◆ **HOW TO COMPLETE THIS TASK**: Write out the data exactly, every line included.

.....

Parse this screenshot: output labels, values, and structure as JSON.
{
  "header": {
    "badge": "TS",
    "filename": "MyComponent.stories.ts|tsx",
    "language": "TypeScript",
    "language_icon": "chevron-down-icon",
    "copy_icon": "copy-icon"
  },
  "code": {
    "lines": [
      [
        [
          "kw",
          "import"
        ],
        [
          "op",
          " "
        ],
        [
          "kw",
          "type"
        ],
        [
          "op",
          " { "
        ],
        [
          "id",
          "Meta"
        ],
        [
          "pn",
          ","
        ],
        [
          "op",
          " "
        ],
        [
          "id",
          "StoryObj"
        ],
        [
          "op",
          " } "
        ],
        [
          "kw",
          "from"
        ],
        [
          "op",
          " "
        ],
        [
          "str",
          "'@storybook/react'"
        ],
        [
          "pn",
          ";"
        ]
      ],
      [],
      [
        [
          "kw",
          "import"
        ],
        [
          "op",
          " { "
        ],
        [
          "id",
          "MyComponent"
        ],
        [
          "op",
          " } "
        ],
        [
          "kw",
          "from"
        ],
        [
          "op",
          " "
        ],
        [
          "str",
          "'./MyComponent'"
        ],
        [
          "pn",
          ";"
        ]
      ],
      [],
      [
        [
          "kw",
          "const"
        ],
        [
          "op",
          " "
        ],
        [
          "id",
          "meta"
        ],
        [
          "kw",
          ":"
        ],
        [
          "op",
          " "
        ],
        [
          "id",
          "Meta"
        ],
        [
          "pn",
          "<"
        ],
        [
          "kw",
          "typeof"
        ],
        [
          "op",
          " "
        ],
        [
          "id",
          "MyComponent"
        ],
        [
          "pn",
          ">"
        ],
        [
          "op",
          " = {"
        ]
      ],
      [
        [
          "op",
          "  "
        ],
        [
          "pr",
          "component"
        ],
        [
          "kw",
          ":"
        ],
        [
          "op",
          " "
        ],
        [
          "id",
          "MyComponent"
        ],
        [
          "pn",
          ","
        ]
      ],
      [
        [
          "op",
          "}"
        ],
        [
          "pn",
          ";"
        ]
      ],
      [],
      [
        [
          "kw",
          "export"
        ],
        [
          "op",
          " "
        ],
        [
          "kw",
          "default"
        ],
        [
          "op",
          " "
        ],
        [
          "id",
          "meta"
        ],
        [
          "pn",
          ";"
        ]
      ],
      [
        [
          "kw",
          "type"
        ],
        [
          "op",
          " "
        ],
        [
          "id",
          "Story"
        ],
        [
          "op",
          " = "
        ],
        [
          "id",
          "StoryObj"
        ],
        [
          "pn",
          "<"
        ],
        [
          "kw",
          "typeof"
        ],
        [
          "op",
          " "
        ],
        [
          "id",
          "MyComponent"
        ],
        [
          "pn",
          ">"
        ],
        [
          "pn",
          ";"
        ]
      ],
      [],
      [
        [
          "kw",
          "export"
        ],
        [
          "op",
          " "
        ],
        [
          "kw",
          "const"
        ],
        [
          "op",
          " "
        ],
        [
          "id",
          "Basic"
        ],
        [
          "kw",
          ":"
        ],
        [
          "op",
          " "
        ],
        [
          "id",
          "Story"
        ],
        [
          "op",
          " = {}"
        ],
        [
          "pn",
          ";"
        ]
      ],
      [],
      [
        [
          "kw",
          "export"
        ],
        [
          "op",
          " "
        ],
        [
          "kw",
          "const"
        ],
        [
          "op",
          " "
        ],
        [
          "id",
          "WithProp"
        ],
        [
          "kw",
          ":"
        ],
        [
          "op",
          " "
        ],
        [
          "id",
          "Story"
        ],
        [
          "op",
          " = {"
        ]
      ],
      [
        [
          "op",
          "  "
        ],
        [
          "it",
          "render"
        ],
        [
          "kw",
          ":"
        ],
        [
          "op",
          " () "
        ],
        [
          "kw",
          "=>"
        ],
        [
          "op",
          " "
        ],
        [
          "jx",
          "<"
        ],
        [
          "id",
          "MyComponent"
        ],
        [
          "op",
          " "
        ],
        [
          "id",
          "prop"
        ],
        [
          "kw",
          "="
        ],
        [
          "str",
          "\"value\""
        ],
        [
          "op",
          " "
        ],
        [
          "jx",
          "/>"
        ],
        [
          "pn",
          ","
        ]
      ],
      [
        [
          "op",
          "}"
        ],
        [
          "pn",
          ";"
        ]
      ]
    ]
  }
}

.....

◆ **WRITTEN SOLUTION**:
Parse this screenshot: output labels, values, and structure as JSON.
{
  "header": {
    "badge": "TS",
    "filename": "MyComponent.stories.ts|tsx",
    "language": "TypeScript",
    "language_icon": "chevron-down-icon",
    "copy_icon": "copy-icon"
  },
  "code": {
    "lines": [
      [
        [
          "kw",
          "import"
        ],
        [
          "op",
          " "
        ],
        [
          "kw",
          "type"
        ],
        [
          "op",
          " { "
        ],
        [
          "id",
          "Meta"
        ],
        [
          "pn",
          ","
        ],
        [
          "op",
          " "
        ],
        [
          "id",
          "StoryObj"
        ],
        [
          "op",
          " } "
        ],
        [
          "kw",
          "from"
        ],
        [
          "op",
          " "
        ],
        [
          "str",
          "'@storybook/react'"
        ],
        [
          "pn",
          ";"
        ]
      ],
      [],
      [
        [
          "kw",
          "import"
        ],
        [
          "op",
          " { "
        ],
        [
          "id",
          "MyComponent"
        ],
        [
          "op",
          " } "
        ],
        [
          "kw",
          "from"
        ],
        [
          "op",
          " "
        ],
        [
          "str",
          "'./MyComponent'"
        ],
        [
          "pn",
          ";"
        ]
      ],
      [],
      [
        [
          "kw",
          "const"
        ],
        [
          "op",
          " "
        ],
        [
          "id",
          "meta"
        ],
        [
          "kw",
          ":"
        ],
        [
          "op",
          " "
        ],
        [
          "id",
          "Meta"
        ],
        [
          "pn",
          "<"
        ],
        [
          "kw",
          "typeof"
        ],
        [
          "op",
          " "
        ],
        [
          "id",
          "MyComponent"
        ],
        [
          "pn",
          ">"
        ],
        [
          "op",
          " = {"
        ]
      ],
      [
        [
          "op",
          "  "
        ],
        [
          "pr",
          "component"
        ],
        [
          "kw",
          ":"
        ],
        [
          "op",
          " "
        ],
        [
          "id",
          "MyComponent"
        ],
        [
          "pn",
          ","
        ]
      ],
      [
        [
          "op",
          "}"
        ],
        [
          "pn",
          ";"
        ]
      ],
      [],
      [
        [
          "kw",
          "export"
        ],
        [
          "op",
          " "
        ],
        [
          "kw",
          "default"
        ],
        [
          "op",
          " "
        ],
        [
          "id",
          "meta"
        ],
        [
          "pn",
          ";"
        ]
      ],
      [
        [
          "kw",
          "type"
        ],
        [
          "op",
          " "
        ],
        [
          "id",
          "Story"
        ],
        [
          "op",
          " = "
        ],
        [
          "id",
          "StoryObj"
        ],
        [
          "pn",
          "<"
        ],
        [
          "kw",
          "typeof"
        ],
        [
          "op",
          " "
        ],
        [
          "id",
          "MyComponent"
        ],
        [
          "pn",
          ">"
        ],
        [
          "pn",
          ";"
        ]
      ],
      [],
      [
        [
          "kw",
          "export"
        ],
        [
          "op",
          " "
        ],
        [
          "kw",
          "const"
        ],
        [
          "op",
          " "
        ],
        [
          "id",
          "Basic"
        ],
        [
          "kw",
          ":"
        ],
        [
          "op",
          " "
        ],
        [
          "id",
          "Story"
        ],
        [
          "op",
          " = {}"
        ],
        [
          "pn",
          ";"
        ]
      ],
      [],
      [
        [
          "kw",
          "export"
        ],
        [
          "op",
          " "
        ],
        [
          "kw",
          "const"
        ],
        [
          "op",
          " "
        ],
        [
          "id",
          "WithProp"
        ],
        [
          "kw",
          ":"
        ],
        [
          "op",
          " "
        ],
        [
          "id",
          "Story"
        ],
        [
          "op",
          " = {"
        ]
      ],
      [
        [
          "op",
          "  "
        ],
        [
          "it",
          "render"
        ],
        [
          "kw",
          ":"
        ],
        [
          "op",
          " () "
        ],
        [
          "kw",
          "=>"
        ],
        [
          "op",
          " "
        ],
        [
          "jx",
          "<"
        ],
        [
          "id",
          "MyComponent"
        ],
        [
          "op",
          " "
        ],
        [
          "id",
          "prop"
        ],
        [
          "kw",
          "="
        ],
        [
          "str",
          "\"value\""
        ],
        [
          "op",
          " "
        ],
        [
          "jx",
          "/>"
        ],
        [
          "pn",
          ","
        ]
      ],
      [
        [
          "op",
          "}"
        ],
        [
          "pn",
          ";"
        ]
      ]
    ]
  }
}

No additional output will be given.